(Beginning of INPUT DATA)
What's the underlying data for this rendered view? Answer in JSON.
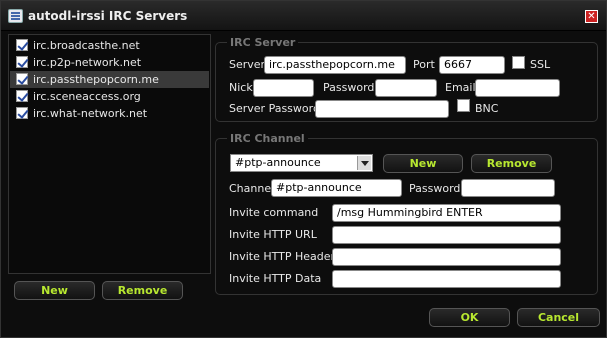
{
  "window": {
    "title": "autodl-irssi IRC Servers",
    "close_glyph": "✕"
  },
  "server_list": {
    "items": [
      {
        "label": "irc.broadcasthe.net",
        "checked": true
      },
      {
        "label": "irc.p2p-network.net",
        "checked": true
      },
      {
        "label": "irc.passthepopcorn.me",
        "checked": true,
        "selected": true
      },
      {
        "label": "irc.sceneaccess.org",
        "checked": true
      },
      {
        "label": "irc.what-network.net",
        "checked": true
      }
    ],
    "new_label": "New",
    "remove_label": "Remove"
  },
  "irc_server": {
    "group_title": "IRC Server",
    "server_label": "Server",
    "server_value": "irc.passthepopcorn.me",
    "port_label": "Port",
    "port_value": "6667",
    "ssl_label": "SSL",
    "nick_label": "Nick",
    "nick_value": "",
    "password_label": "Password",
    "password_value": "",
    "email_label": "Email",
    "email_value": "",
    "server_password_label": "Server Password",
    "server_password_value": "",
    "bnc_label": "BNC"
  },
  "irc_channel": {
    "group_title": "IRC Channel",
    "selected_channel": "#ptp-announce",
    "new_label": "New",
    "remove_label": "Remove",
    "channel_label": "Channel",
    "channel_value": "#ptp-announce",
    "password_label": "Password",
    "password_value": "",
    "invite_command_label": "Invite command",
    "invite_command_value": "/msg Hummingbird ENTER",
    "invite_http_url_label": "Invite HTTP URL",
    "invite_http_url_value": "",
    "invite_http_header_label": "Invite HTTP Header",
    "invite_http_header_value": "",
    "invite_http_data_label": "Invite HTTP Data",
    "invite_http_data_value": ""
  },
  "footer": {
    "ok_label": "OK",
    "cancel_label": "Cancel"
  }
}
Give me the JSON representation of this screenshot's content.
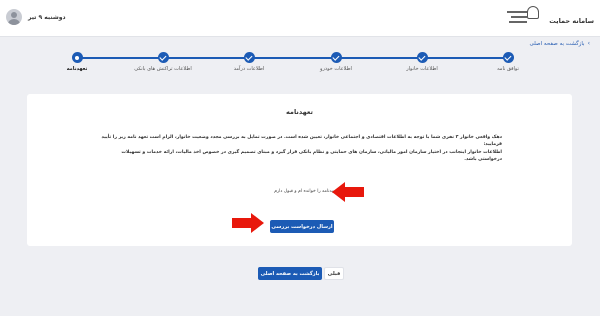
{
  "header": {
    "brand_title": "سامانه حمایت",
    "date": "دوشنبه ۹ تیر"
  },
  "nav": {
    "back_label": "بازگشت به صفحه اصلی"
  },
  "steps": [
    {
      "label": "توافق نامه",
      "state": "done"
    },
    {
      "label": "اطلاعات خانوار",
      "state": "done"
    },
    {
      "label": "اطلاعات خودرو",
      "state": "done"
    },
    {
      "label": "اطلاعات درآمد",
      "state": "done"
    },
    {
      "label": "اطلاعات تراکنش های بانکی",
      "state": "done"
    },
    {
      "label": "تعهدنامه",
      "state": "current"
    }
  ],
  "commitment": {
    "title": "تعهدنامه",
    "paragraph_line1": "دهک واقعی خانوار ۳ نفری شما با توجه به اطلاعات اقتصادی و اجتماعی خانوار، تعیین شده است. در صورت تمایل به بررسی مجدد وضعیت خانوار، الزام است تعهد نامه زیر را تأیید فرمایید:",
    "paragraph_line2": "اطلاعات خانوار اینجانب در اختیار سازمان امور مالیاتی، سازمان های حمایتی و نظام بانکی قرار گیرد و مبنای تصمیم گیری در خصوص اخذ مالیات، ارائه خدمات و تسهیلات درخواستی باشد.",
    "agree_label": "متن تعهدنامه را خوانده ام و قبول دارم",
    "agree_checked": true,
    "submit_label": "ارسال درخواست بررسی"
  },
  "footer": {
    "home_label": "بازگشت به صفحه اصلی",
    "prev_label": "قبلی"
  },
  "colors": {
    "primary": "#1c5bb5",
    "arrow": "#e8180c",
    "background": "#eeeff3"
  }
}
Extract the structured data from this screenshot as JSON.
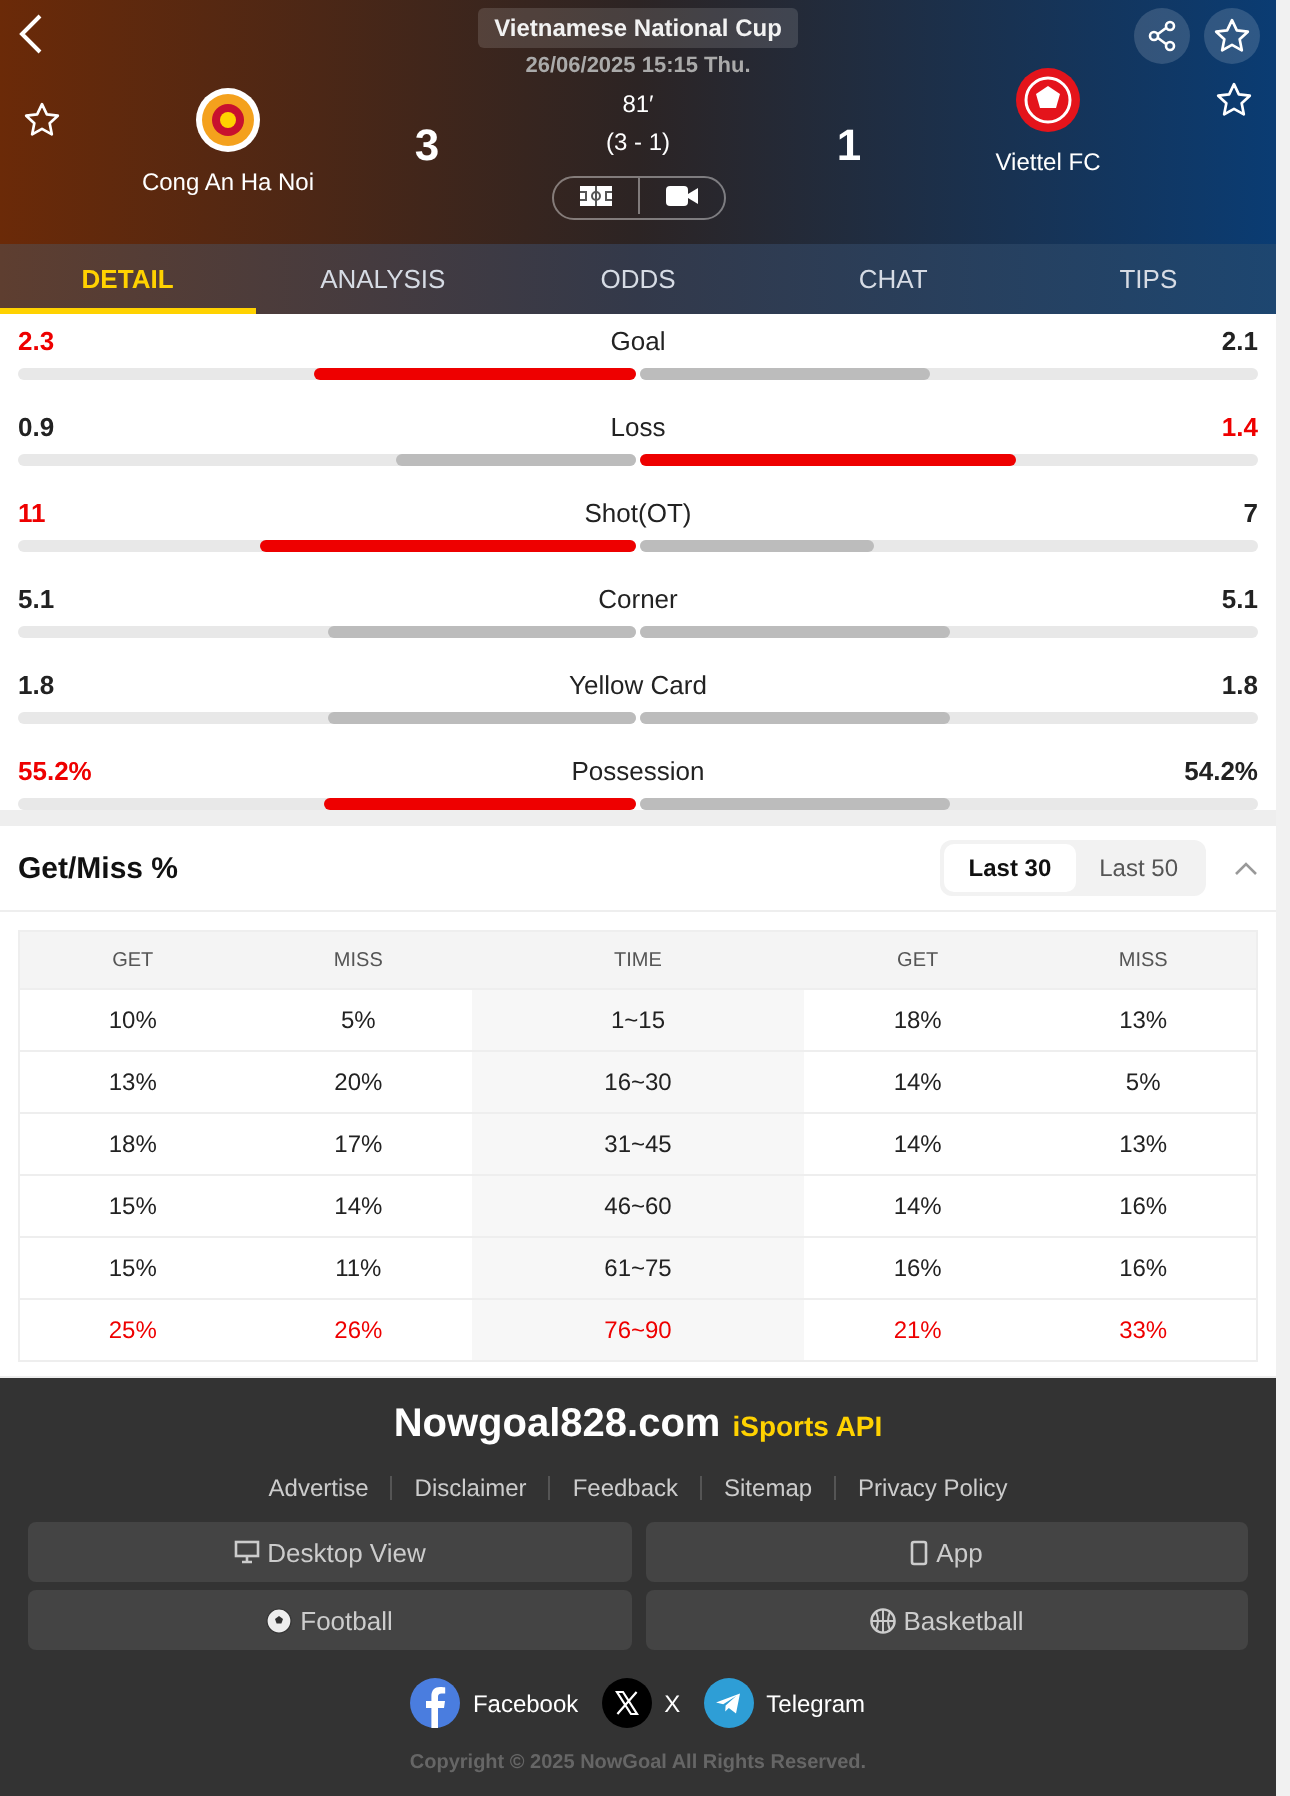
{
  "header": {
    "competition": "Vietnamese National Cup",
    "datetime": "26/06/2025 15:15 Thu.",
    "minute": "81′",
    "halftime": "(3 - 1)",
    "home": {
      "name": "Cong An Ha Noi",
      "score": "3",
      "favorite": false
    },
    "away": {
      "name": "Viettel FC",
      "score": "1",
      "favorite": false
    },
    "match_favorite": false
  },
  "tabs": [
    {
      "label": "DETAIL",
      "selected": true
    },
    {
      "label": "ANALYSIS",
      "selected": false
    },
    {
      "label": "ODDS",
      "selected": false
    },
    {
      "label": "CHAT",
      "selected": false
    },
    {
      "label": "TIPS",
      "selected": false
    }
  ],
  "stats": [
    {
      "name": "Goal",
      "home": {
        "value": "2.3",
        "level": 0.52,
        "highlight": true
      },
      "away": {
        "value": "2.1",
        "level": 0.47,
        "highlight": false
      }
    },
    {
      "name": "Loss",
      "home": {
        "value": "0.9",
        "level": 0.39,
        "highlight": false
      },
      "away": {
        "value": "1.4",
        "level": 0.61,
        "highlight": true
      }
    },
    {
      "name": "Shot(OT)",
      "home": {
        "value": "11",
        "level": 0.61,
        "highlight": true
      },
      "away": {
        "value": "7",
        "level": 0.38,
        "highlight": false
      }
    },
    {
      "name": "Corner",
      "home": {
        "value": "5.1",
        "level": 0.5,
        "highlight": false
      },
      "away": {
        "value": "5.1",
        "level": 0.5,
        "highlight": false
      }
    },
    {
      "name": "Yellow Card",
      "home": {
        "value": "1.8",
        "level": 0.5,
        "highlight": false
      },
      "away": {
        "value": "1.8",
        "level": 0.5,
        "highlight": false
      }
    },
    {
      "name": "Possession",
      "home": {
        "value": "55.2%",
        "level": 0.505,
        "highlight": true
      },
      "away": {
        "value": "54.2%",
        "level": 0.5,
        "highlight": false
      }
    }
  ],
  "get_miss": {
    "title": "Get/Miss %",
    "options": [
      {
        "label": "Last 30",
        "selected": true
      },
      {
        "label": "Last 50",
        "selected": false
      }
    ],
    "expanded": true,
    "columns": [
      "GET",
      "MISS",
      "TIME",
      "GET",
      "MISS"
    ],
    "rows": [
      {
        "cells": [
          "10%",
          "5%",
          "1~15",
          "18%",
          "13%"
        ],
        "highlight": false
      },
      {
        "cells": [
          "13%",
          "20%",
          "16~30",
          "14%",
          "5%"
        ],
        "highlight": false
      },
      {
        "cells": [
          "18%",
          "17%",
          "31~45",
          "14%",
          "13%"
        ],
        "highlight": false
      },
      {
        "cells": [
          "15%",
          "14%",
          "46~60",
          "14%",
          "16%"
        ],
        "highlight": false
      },
      {
        "cells": [
          "15%",
          "11%",
          "61~75",
          "16%",
          "16%"
        ],
        "highlight": false
      },
      {
        "cells": [
          "25%",
          "26%",
          "76~90",
          "21%",
          "33%"
        ],
        "highlight": true
      }
    ]
  },
  "footer": {
    "site": "Nowgoal828.com",
    "partner": "iSports API",
    "links": [
      "Advertise",
      "Disclaimer",
      "Feedback",
      "Sitemap",
      "Privacy Policy"
    ],
    "buttons": [
      {
        "label": "Desktop View",
        "kind": "desktop"
      },
      {
        "label": "App",
        "kind": "phone"
      },
      {
        "label": "Football",
        "kind": "football"
      },
      {
        "label": "Basketball",
        "kind": "basketball"
      }
    ],
    "social": [
      {
        "label": "Facebook",
        "kind": "facebook"
      },
      {
        "label": "X",
        "kind": "x"
      },
      {
        "label": "Telegram",
        "kind": "telegram"
      }
    ],
    "copyright": "Copyright © 2025 NowGoal All Rights Reserved."
  }
}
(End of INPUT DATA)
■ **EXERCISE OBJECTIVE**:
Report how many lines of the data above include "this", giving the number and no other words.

■ **WORKED SOLUTION**:
3